This is the St Andrews Castle and Castle Sands on a tranquil late autumn day. The castle must have been pretty nice in its day but now is sadly badly ruined. There is a siege mine underneath that has a cool history.
The story is that in 1546, the cruel Cardinal David Beaton, whose residence was the castle, burnt the Protestant preacher George Wishart at the stake out in front of the castle. This very public execution was a spark to intensify the wars of the Reformation in Scotland.
The Protestant friends of Wishart (including several lairds of the area), snuck inside the castle dressed as masons since there was construction going on at the time there. The Cardinal was stabbed and his naked body hung from a high tower window facing the front of the street. These Protestants began to occupy the castle and then were attacked by supporters of the Cardinal, primarily the Regent, the Earl of Arran.

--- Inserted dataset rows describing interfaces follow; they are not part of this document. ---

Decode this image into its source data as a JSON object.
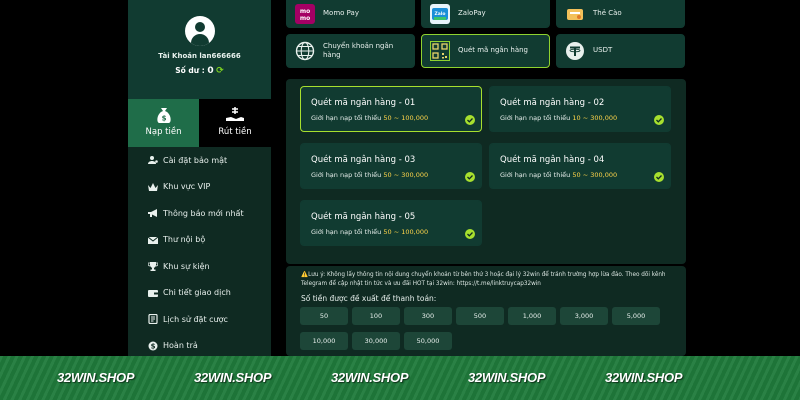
{
  "sidebar": {
    "username": "Tài Khoản lan666666",
    "balance_label": "Số dư : ",
    "balance_value": "0",
    "tabs": [
      {
        "label": "Nạp tiền",
        "icon": "money-bag-icon",
        "active": true
      },
      {
        "label": "Rút tiền",
        "icon": "hand-money-icon",
        "active": false
      }
    ],
    "menu": [
      {
        "label": "Cài đặt bảo mật",
        "icon": "user-gear-icon"
      },
      {
        "label": "Khu vực VIP",
        "icon": "crown-icon"
      },
      {
        "label": "Thông báo mới nhất",
        "icon": "megaphone-icon"
      },
      {
        "label": "Thư nội bộ",
        "icon": "envelope-icon"
      },
      {
        "label": "Khu sự kiện",
        "icon": "trophy-icon"
      },
      {
        "label": "Chi tiết giao dịch",
        "icon": "wallet-icon"
      },
      {
        "label": "Lịch sử đặt cược",
        "icon": "history-icon"
      },
      {
        "label": "Hoàn trả",
        "icon": "refund-icon"
      }
    ]
  },
  "methods": [
    {
      "label": "Momo Pay",
      "icon": "momo-icon"
    },
    {
      "label": "ZaloPay",
      "icon": "zalopay-icon"
    },
    {
      "label": "Thẻ Cào",
      "icon": "scratch-card-icon"
    },
    {
      "label": "Chuyển khoản ngân hàng",
      "icon": "globe-icon"
    },
    {
      "label": "Quét mã ngân hàng",
      "icon": "qr-code-icon",
      "active": true
    },
    {
      "label": "USDT",
      "icon": "tether-icon"
    }
  ],
  "banks": [
    {
      "name": "Quét mã ngân hàng - 01",
      "limit_label": "Giới hạn nạp tối thiểu",
      "min": "50",
      "sep": "~",
      "max": "100,000",
      "active": true
    },
    {
      "name": "Quét mã ngân hàng - 02",
      "limit_label": "Giới hạn nạp tối thiểu",
      "min": "10",
      "sep": "~",
      "max": "300,000"
    },
    {
      "name": "Quét mã ngân hàng - 03",
      "limit_label": "Giới hạn nạp tối thiểu",
      "min": "50",
      "sep": "~",
      "max": "300,000"
    },
    {
      "name": "Quét mã ngân hàng - 04",
      "limit_label": "Giới hạn nạp tối thiểu",
      "min": "50",
      "sep": "~",
      "max": "300,000"
    },
    {
      "name": "Quét mã ngân hàng - 05",
      "limit_label": "Giới hạn nạp tối thiểu",
      "min": "50",
      "sep": "~",
      "max": "100,000"
    }
  ],
  "notice": {
    "warn": "⚠️",
    "text": "Lưu ý: Không lấy thông tin nội dung chuyển khoản từ bên thứ 3 hoặc đại lý 32win để tránh trường hợp lừa đảo. Theo dõi kênh Telegram để cập nhật tin tức và ưu đãi HOT tại 32win: https://t.me/linktruycap32win"
  },
  "amounts": {
    "title": "Số tiền được đề xuất để thanh toán:",
    "values": [
      "50",
      "100",
      "300",
      "500",
      "1,000",
      "3,000",
      "5,000",
      "10,000",
      "30,000",
      "50,000"
    ]
  },
  "footer": {
    "watermark": "32WIN.SHOP",
    "repeat": 5
  },
  "colors": {
    "accent": "#8fd22f",
    "check": "#a7e02e",
    "limit_number": "#ffd54a",
    "panel": "#0f2a22",
    "card": "#113b31",
    "tab_active": "#1f6d49",
    "footer": "#1f7a3b"
  }
}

The famous Protestant preacher John Knox, who was primarily responsible for the Scottish Reformation, was smuggled into the castle to be the minister for the defenders. The besiegers could not breach the walls after a long struggle and so began to dig a tunnel under the gatehouse to get in from below. When that was discovered, the defenders began to dig a counter-mine to meet it. Both mines were cut through solid rock. The defenders tried three times to reach directly to the mine since they were guided only by the sound of the pickaxes. Finally the fight was joined as the tunnels met yet the defenders were able to keep the invaders out. It took a French force to bombard the castle with powerful canons for the castle to surrender. The defenders were either imprisoned in France or sent to the galleys, as John Knox was.
The tunnels were only rediscovered in 1879 and you can go there today, and as I did last year, to creep down the clammy, cramped tunnels and imagine the hard labour it took to carve them. The attackers’ side is smooth, decently large (for a hand carved tunnel) and the defenders’ side is very narrow and jagged. Rank moss grows inside the tunnel and there is a constant drip of water from the walls. Not for those who are claustrophobic! You can see in the paving stones in front of the castle the initials of George Wishart made of cobble stones.